Chicago Politics Ward by Ward came out in 1988 and became a local classic, a must-read for anyone interested in how politics really works around here. As the title suggests, it's an encyclopedia of facts and figures for all 50 wards, covering everything from demographics to who won what and by how much. It's also a love song, being full of stories about mavericks, hacks, and scoundrels, as well as the offbeat characters who run for alderman without a prayer of winning.
Fremon was a diligent researcher who spent hours in the old Municipal Reference Library reading back copies of community papers in search of quirky quotes and anecdotes. "Before I could write a book about Chicago, I decided I had to journey around every ward in the city and see just what is there," said his preface. "It took the better part of two months, visiting one or two wards a day, traveling on every street in the city."
He knew how to let a story tell itself. About former sewer boss Ed Quigley, Fremon wrote: "His qualifications to head a sewer department were, at best, questionable. When asked if he was ever a sewer worker, he replied, 'No, but many's the time I lifted a lid to see if they were flowing.'"
That's vintage Fremon, wry and revealing. He probably spent days in the library before he found Quigley's quote.
The Free Press went out of business years ago. But a few years back the old bunch got together for a reunion. By then Fremon was a caseworker for the Department of Children and Family Services, and freelancing on the side. Of course, he regaled us with new tales from the wards. Everyone agreed he should update Chicago Politics. He said he would, once he found the time.

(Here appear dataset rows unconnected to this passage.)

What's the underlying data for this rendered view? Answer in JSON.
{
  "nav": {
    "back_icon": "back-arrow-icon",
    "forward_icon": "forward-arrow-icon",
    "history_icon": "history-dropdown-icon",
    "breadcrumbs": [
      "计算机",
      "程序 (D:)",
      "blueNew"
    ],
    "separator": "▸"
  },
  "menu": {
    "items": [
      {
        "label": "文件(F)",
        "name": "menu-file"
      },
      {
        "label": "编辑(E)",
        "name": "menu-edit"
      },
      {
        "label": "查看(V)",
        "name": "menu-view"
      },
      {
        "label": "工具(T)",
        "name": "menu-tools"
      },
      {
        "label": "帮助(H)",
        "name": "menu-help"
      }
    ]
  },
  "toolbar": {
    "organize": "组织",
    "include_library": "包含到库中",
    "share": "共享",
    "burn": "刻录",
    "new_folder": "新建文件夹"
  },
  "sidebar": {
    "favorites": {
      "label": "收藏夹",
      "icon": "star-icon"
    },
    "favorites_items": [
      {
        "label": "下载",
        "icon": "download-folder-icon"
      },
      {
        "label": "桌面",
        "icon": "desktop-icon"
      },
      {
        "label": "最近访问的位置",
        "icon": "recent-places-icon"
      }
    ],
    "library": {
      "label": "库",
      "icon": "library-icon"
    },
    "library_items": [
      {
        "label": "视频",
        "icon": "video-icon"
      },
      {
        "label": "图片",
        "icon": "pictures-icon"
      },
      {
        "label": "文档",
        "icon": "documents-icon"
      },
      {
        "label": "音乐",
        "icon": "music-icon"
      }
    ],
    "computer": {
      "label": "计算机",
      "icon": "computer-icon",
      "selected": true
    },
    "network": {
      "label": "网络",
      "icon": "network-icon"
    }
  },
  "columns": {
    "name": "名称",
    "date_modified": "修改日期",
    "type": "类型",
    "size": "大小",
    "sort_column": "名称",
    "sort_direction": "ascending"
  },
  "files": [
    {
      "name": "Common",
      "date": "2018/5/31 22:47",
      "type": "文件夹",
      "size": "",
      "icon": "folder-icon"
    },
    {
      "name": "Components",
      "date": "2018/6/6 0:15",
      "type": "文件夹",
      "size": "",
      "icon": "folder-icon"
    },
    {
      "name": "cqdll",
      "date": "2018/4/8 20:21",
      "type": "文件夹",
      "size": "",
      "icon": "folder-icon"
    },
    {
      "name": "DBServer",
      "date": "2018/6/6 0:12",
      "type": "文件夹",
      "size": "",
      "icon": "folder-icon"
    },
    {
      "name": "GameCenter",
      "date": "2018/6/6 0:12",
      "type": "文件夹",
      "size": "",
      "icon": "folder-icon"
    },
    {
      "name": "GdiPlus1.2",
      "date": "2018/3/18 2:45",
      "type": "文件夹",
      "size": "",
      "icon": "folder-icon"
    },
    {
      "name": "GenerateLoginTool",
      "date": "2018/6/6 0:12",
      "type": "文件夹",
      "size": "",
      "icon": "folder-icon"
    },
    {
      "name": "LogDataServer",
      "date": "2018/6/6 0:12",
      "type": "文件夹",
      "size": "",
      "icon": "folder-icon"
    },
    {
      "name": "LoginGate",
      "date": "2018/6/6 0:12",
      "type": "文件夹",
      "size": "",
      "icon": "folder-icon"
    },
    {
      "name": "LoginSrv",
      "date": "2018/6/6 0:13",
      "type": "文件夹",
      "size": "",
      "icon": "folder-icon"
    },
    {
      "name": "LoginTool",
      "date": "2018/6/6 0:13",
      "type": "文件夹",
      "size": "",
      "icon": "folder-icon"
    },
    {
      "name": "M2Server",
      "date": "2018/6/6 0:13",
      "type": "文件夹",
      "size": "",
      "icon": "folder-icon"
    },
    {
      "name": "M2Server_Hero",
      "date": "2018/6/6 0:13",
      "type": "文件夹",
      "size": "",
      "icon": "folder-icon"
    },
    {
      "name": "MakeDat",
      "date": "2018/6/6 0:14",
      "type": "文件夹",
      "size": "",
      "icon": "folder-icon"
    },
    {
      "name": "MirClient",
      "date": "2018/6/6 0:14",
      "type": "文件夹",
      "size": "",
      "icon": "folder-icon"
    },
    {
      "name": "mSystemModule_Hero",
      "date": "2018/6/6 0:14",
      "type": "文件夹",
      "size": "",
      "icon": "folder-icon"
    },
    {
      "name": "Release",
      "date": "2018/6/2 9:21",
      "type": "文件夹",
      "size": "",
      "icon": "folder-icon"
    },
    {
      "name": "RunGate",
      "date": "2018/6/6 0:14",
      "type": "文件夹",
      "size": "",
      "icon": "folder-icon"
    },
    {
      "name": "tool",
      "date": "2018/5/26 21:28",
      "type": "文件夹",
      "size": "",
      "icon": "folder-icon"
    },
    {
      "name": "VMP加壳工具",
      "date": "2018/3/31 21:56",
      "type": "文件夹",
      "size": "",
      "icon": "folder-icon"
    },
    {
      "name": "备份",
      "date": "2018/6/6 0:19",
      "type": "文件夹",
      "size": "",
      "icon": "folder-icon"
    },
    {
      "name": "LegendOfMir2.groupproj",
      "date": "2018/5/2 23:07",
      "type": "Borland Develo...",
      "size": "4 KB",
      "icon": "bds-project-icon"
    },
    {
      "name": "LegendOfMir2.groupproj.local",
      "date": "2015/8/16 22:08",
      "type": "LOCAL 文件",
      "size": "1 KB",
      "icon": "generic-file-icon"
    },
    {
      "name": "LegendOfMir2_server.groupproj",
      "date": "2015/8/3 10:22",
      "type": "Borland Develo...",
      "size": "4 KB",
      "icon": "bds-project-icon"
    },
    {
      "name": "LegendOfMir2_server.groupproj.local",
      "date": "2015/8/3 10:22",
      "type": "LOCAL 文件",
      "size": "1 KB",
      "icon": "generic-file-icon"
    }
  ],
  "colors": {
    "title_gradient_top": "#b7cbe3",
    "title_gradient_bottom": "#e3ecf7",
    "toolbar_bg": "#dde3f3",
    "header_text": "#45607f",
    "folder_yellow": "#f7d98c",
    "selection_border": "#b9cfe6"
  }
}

Last week he ran out of time. He died of cancer at age 50. He's survived by his wife, Sonja, his son, Kent, three stepchildren, and his book. It's still in print and it's as relevant as ever. He wrote about what he loved, he enjoyed what he wrote, and his work lives on. A writer can't ask for much more.
Art accompanying story in printed newspaper (not available in this archive): photo/Robert Drea.